2214 Household Finance
Assist.Prof. PD Tobin Hanspal, Ph.D.
Contact details
Weekly hours
Language of instruction
09/01/22 to 09/30/22
Registration via LPIS
Notes to the course
Day Date Time Room
Tuesday 10/04/22 10:00 AM - 01:15 PM D4.0.019
Thursday 10/13/22 10:00 AM - 01:15 PM D4.0.019
Thursday 10/20/22 10:00 AM - 01:15 PM D4.0.019
Tuesday 10/25/22 12:15 PM - 03:30 PM D4.0.124
Thursday 11/10/22 10:00 AM - 01:15 PM D4.0.019
Thursday 11/17/22 10:00 AM - 01:15 PM D4.0.019
Thursday 11/24/22 10:00 AM - 01:15 PM D4.0.019

This course examines the complex financial decisions that individuals and households face over the course of their lives and how households use and access financial markets to make such decisions. The course will follow recent academic literature highlighting and explaining the most central topics from household finance on savings, investments, and consumption and debt. The course will focus on current research investigating important topics such as: risk taking, nonparticipation, and under-diversification; learning, experiences, and belief/expectation formation; investment biases and mistakes; the influence of peers and (social) advice; and financial literacy and educational interventions aimed at improving financial outcomes. An important aspect of this course will be to consider open questions for research and how supply-side actors help or harm consumers, and equilibrium outcomes.

Learning outcomes

Students who have successfully completed this course will have acquired the following skills:

· Gain a thorough understanding of the state of the art in research on household finance

· Understand workhorse models used to think about consumption, savings, and investments

· Think about own future research in household finance and related fields

· Consider how technology has and will continue to influence financial decision-making and market outcomes for individuals and households

· Apply concepts from finance to retail and professional investors, equity markets, experimental and laboratory settings, and non-equity markets.

· Think critically about current research, and apply insights from research in a market setting.


Moreover, the class will contribute to the students’ ability to:

· Summarize and professionally present academic material in a concise way

· Understand important concepts, findings, and implications from theoretical, empirical and experimental studies.


After completing this class the student will also have the ability to:

· Apply basic insights from household and behavioral finance to decision making.

· Think critically about current research, and apply insights from research in a market setting.

Attendance requirements

Attendance is required and points can be earned from active participation. Students may not miss more than 20% of classes.

Teaching/learning method(s)

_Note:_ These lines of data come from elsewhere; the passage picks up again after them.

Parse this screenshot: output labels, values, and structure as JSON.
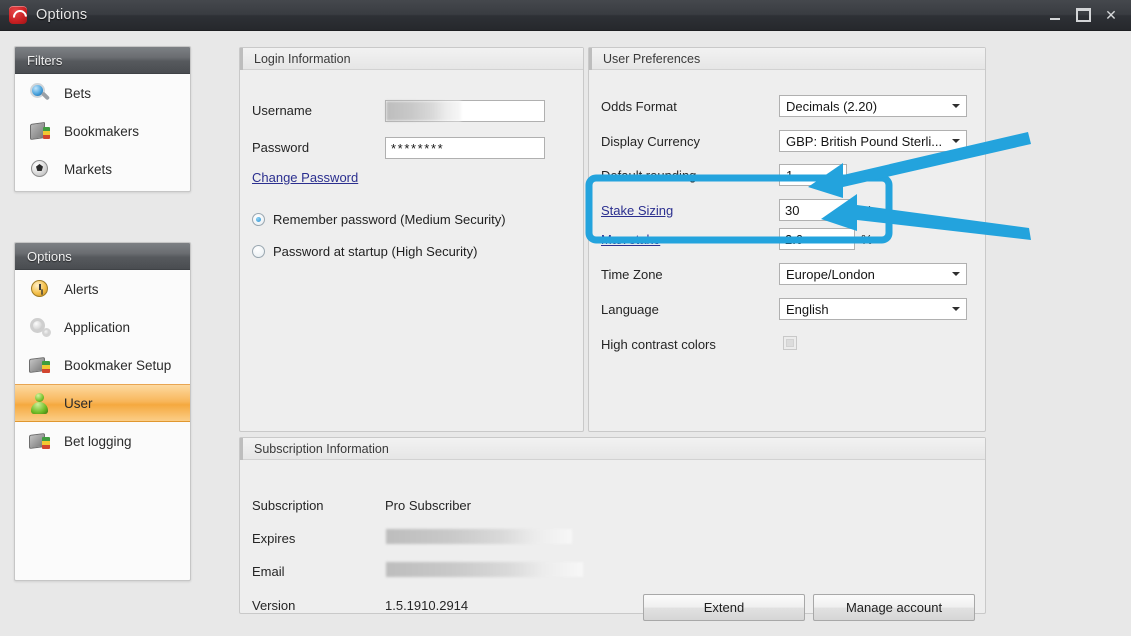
{
  "window": {
    "title": "Options",
    "app_icon": "app-logo-icon",
    "controls": [
      {
        "name": "minimize",
        "glyph": ""
      },
      {
        "name": "maximize",
        "glyph": ""
      },
      {
        "name": "close",
        "glyph": "✕"
      }
    ]
  },
  "sidebar": {
    "groups": [
      {
        "title": "Filters",
        "items": [
          {
            "label": "Bets",
            "icon": "magnifier-icon",
            "selected": false
          },
          {
            "label": "Bookmakers",
            "icon": "book-icon",
            "selected": false
          },
          {
            "label": "Markets",
            "icon": "football-icon",
            "selected": false
          }
        ]
      },
      {
        "title": "Options",
        "items": [
          {
            "label": "Alerts",
            "icon": "alarm-clock-icon",
            "selected": false
          },
          {
            "label": "Application",
            "icon": "gears-icon",
            "selected": false
          },
          {
            "label": "Bookmaker Setup",
            "icon": "bookmaker-setup-icon",
            "selected": false
          },
          {
            "label": "User",
            "icon": "user-icon",
            "selected": true
          },
          {
            "label": "Bet logging",
            "icon": "bet-logging-icon",
            "selected": false
          }
        ]
      }
    ]
  },
  "login": {
    "title": "Login Information",
    "username_label": "Username",
    "username_value": "",
    "password_label": "Password",
    "password_value": "********",
    "change_password_link": "Change Password",
    "radios": [
      {
        "label": "Remember password (Medium Security)",
        "selected": true
      },
      {
        "label": "Password at startup (High Security)",
        "selected": false
      }
    ]
  },
  "preferences": {
    "title": "User Preferences",
    "rows": [
      {
        "label": "Odds Format",
        "value": "Decimals (2.20)",
        "control": "combo",
        "unit": ""
      },
      {
        "label": "Display Currency",
        "value": "GBP: British Pound Sterli...",
        "control": "combo",
        "unit": ""
      },
      {
        "label": "Default rounding",
        "value": "1",
        "control": "combo-small",
        "unit": ""
      },
      {
        "label": "Stake Sizing",
        "value": "30",
        "control": "text",
        "unit": "%",
        "link": true
      },
      {
        "label": "Max stake",
        "value": "2.0",
        "control": "text",
        "unit": "%",
        "link": true
      },
      {
        "label": "Time Zone",
        "value": "Europe/London",
        "control": "combo",
        "unit": ""
      },
      {
        "label": "Language",
        "value": "English",
        "control": "combo",
        "unit": ""
      },
      {
        "label": "High contrast colors",
        "value": "",
        "control": "checkbox",
        "unit": "",
        "checked": false
      }
    ]
  },
  "subscription": {
    "title": "Subscription Information",
    "rows": [
      {
        "label": "Subscription",
        "value": "Pro Subscriber",
        "redacted": false
      },
      {
        "label": "Expires",
        "value": "",
        "redacted": true
      },
      {
        "label": "Email",
        "value": "",
        "redacted": true
      },
      {
        "label": "Version",
        "value": "1.5.1910.2914",
        "redacted": false
      }
    ],
    "buttons": [
      {
        "label": "Extend"
      },
      {
        "label": "Manage account"
      }
    ]
  },
  "annotations": {
    "highlight_color": "#23a3dd",
    "arrows": [
      {
        "name": "arrow-to-stake-sizing",
        "points_to": "Stake Sizing"
      },
      {
        "name": "arrow-to-max-stake",
        "points_to": "Max stake"
      }
    ],
    "highlight_box": {
      "name": "stake-fields-highlight"
    }
  },
  "colors": {
    "accent_blue": "#23a3dd",
    "selected_orange": "#f5a93f",
    "link_blue": "#2b2f8f",
    "titlebar": "#2e3136"
  }
}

This course consists of a mix of regular lectures, discussions and analyses of assignments. The lectures will be largely based on the instructor’s lecture notes and additional readings. These readings will come largely from very recent pre-print academic articles, attempting to focus on the current state of the art. The lectures aim to communicate to students the theoretical framework and main concepts behind various topics in behavioral and household finance. To each main section of the class there will be reading (and discussion) assignments to gain a deeper understanding behind the concepts developed during the lectures.

In a preset number of class sessions, the 3-hour block will be divided by a full lecture followed by detailed discussion on one or few relevant papers.  In these sessions, students will be asked to prepare a presentation of the paper while other students will be allocated as discussants. Each student will prepare their assigned role and the presenters will be chosen at random.

In addition, students will be asked to individually prepare a research proposal on a topic of their choice/interest so long as it relates to household finance (loosely defined). The proposal will be a written project detailing the motivation, contribution to the literature, theoretical foundation, and empirical (or experimental, or theoretical) approach. These proposals should be less than 5 pages long.

Final assessment of the course will be based on individual research proposals and class attendance and participation in the assignments.

All assignments must be sent to the instructor electronically by the stated deadlines (to be confirmed alongside course schedule).

  • Individual research proposal (60%)
  • Participation in class (40%)

Students need at least 50% of the total points to pass this course. The remaining cut-off points are 65, 77.5, 90.


Last edited: 2022-08-30